-- Problem statement --
Would you print each of the entries below precisely as given?

-- Extracted information --
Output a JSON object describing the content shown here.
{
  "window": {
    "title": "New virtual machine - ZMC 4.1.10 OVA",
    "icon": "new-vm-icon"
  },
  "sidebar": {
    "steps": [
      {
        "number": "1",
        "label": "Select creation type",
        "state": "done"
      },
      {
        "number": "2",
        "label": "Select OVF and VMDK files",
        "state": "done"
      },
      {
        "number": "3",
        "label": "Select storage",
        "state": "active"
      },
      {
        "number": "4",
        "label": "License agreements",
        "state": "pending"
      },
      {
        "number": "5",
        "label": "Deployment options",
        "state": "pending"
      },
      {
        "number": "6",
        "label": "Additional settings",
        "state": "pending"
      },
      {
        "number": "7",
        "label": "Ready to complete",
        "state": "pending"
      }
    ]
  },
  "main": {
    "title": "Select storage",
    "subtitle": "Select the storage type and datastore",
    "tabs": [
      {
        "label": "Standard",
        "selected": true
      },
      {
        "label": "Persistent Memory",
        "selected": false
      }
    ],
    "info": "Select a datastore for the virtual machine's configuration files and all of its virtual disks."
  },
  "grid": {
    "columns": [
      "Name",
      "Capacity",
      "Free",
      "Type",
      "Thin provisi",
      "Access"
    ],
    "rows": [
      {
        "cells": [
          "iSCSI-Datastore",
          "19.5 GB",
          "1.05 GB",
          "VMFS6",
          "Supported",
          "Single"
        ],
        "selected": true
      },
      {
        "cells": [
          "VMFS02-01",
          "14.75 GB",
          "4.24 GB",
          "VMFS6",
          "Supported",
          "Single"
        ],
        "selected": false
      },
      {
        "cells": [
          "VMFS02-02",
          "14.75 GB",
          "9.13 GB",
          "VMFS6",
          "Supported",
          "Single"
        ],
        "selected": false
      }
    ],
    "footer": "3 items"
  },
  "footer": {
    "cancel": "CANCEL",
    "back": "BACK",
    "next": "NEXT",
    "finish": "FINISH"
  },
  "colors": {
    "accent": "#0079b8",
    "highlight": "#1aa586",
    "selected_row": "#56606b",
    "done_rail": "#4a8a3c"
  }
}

-- Completed task --
Output a JSON object describing the content shown here.
{
  "window": {
    "title": "New virtual machine - ZMC 4.1.10 OVA",
    "icon": "new-vm-icon"
  },
  "sidebar": {
    "steps": [
      {
        "number": "1",
        "label": "Select creation type",
        "state": "done"
      },
      {
        "number": "2",
        "label": "Select OVF and VMDK files",
        "state": "done"
      },
      {
        "number": "3",
        "label": "Select storage",
        "state": "active"
      },
      {
        "number": "4",
        "label": "License agreements",
        "state": "pending"
      },
      {
        "number": "5",
        "label": "Deployment options",
        "state": "pending"
      },
      {
        "number": "6",
        "label": "Additional settings",
        "state": "pending"
      },
      {
        "number": "7",
        "label": "Ready to complete",
        "state": "pending"
      }
    ]
  },
  "main": {
    "title": "Select storage",
    "subtitle": "Select the storage type and datastore",
    "tabs": [
      {
        "label": "Standard",
        "selected": true
      },
      {
        "label": "Persistent Memory",
        "selected": false
      }
    ],
    "info": "Select a datastore for the virtual machine's configuration files and all of its virtual disks."
  },
  "grid": {
    "columns": [
      "Name",
      "Capacity",
      "Free",
      "Type",
      "Thin provisi",
      "Access"
    ],
    "rows": [
      {
        "cells": [
          "iSCSI-Datastore",
          "19.5 GB",
          "1.05 GB",
          "VMFS6",
          "Supported",
          "Single"
        ],
        "selected": true
      },
      {
        "cells": [
          "VMFS02-01",
          "14.75 GB",
          "4.24 GB",
          "VMFS6",
          "Supported",
          "Single"
        ],
        "selected": false
      },
      {
        "cells": [
          "VMFS02-02",
          "14.75 GB",
          "9.13 GB",
          "VMFS6",
          "Supported",
          "Single"
        ],
        "selected": false
      }
    ],
    "footer": "3 items"
  },
  "footer": {
    "cancel": "CANCEL",
    "back": "BACK",
    "next": "NEXT",
    "finish": "FINISH"
  },
  "colors": {
    "accent": "#0079b8",
    "highlight": "#1aa586",
    "selected_row": "#56606b",
    "done_rail": "#4a8a3c"
  }
}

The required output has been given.